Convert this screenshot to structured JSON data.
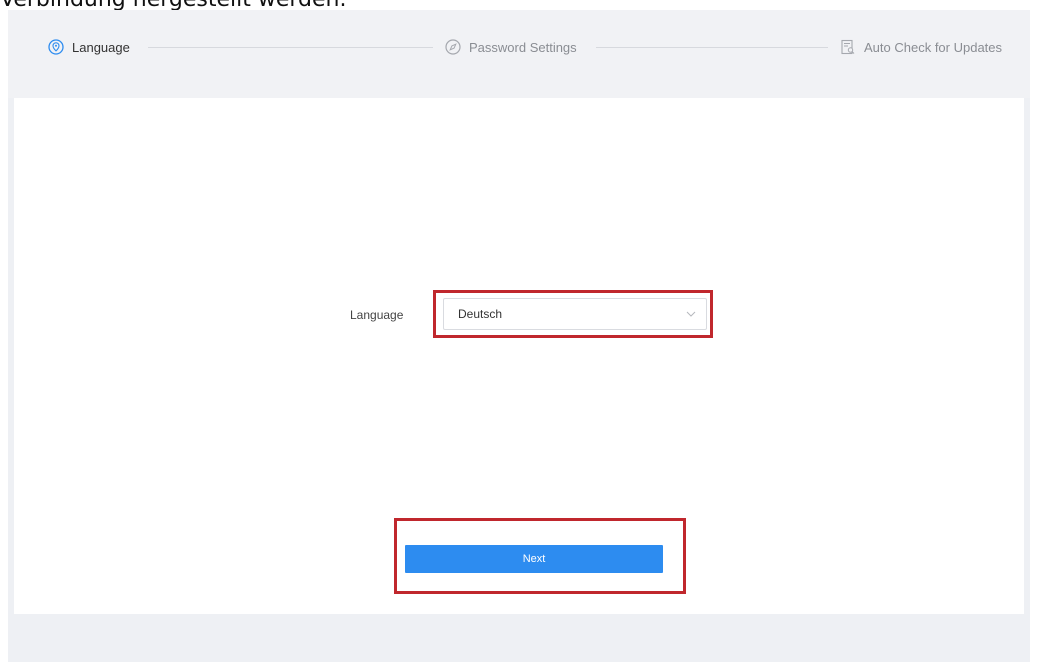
{
  "caption": {
    "text": "Verbindung hergestellt werden."
  },
  "stepper": {
    "steps": [
      {
        "label": "Language",
        "icon": "location-pin-icon",
        "state": "active"
      },
      {
        "label": "Password Settings",
        "icon": "compass-icon",
        "state": "inactive"
      },
      {
        "label": "Auto Check for Updates",
        "icon": "document-search-icon",
        "state": "inactive"
      }
    ]
  },
  "form": {
    "language_label": "Language",
    "language_value": "Deutsch"
  },
  "actions": {
    "next_label": "Next"
  },
  "colors": {
    "accent": "#2d8cf0",
    "highlight_border": "#c0272d",
    "stepper_background": "#f1f2f5"
  }
}
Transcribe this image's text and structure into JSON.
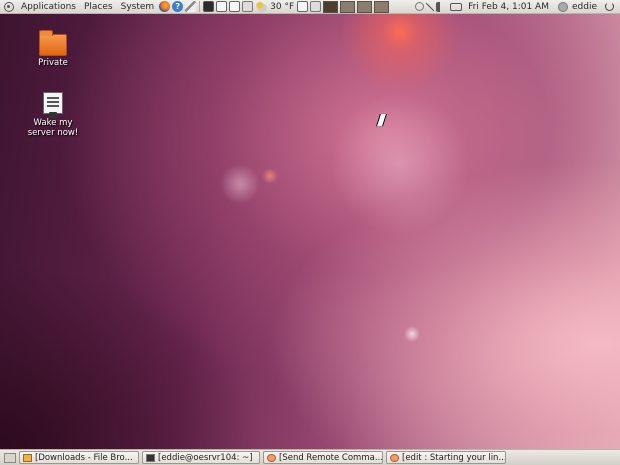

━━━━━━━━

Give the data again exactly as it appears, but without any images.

**The answer:**
Convert this screenshot to structured JSON data.
{
  "caption": {
    "text": "Verbindung hergestellt werden."
  },
  "stepper": {
    "steps": [
      {
        "label": "Language",
        "icon": "location-pin-icon",
        "state": "active"
      },
      {
        "label": "Password Settings",
        "icon": "compass-icon",
        "state": "inactive"
      },
      {
        "label": "Auto Check for Updates",
        "icon": "document-search-icon",
        "state": "inactive"
      }
    ]
  },
  "form": {
    "language_label": "Language",
    "language_value": "Deutsch"
  },
  "actions": {
    "next_label": "Next"
  },
  "colors": {
    "accent": "#2d8cf0",
    "highlight_border": "#c0272d",
    "stepper_background": "#f1f2f5"
  }
}
Transcribe this image's text and structure into JSON.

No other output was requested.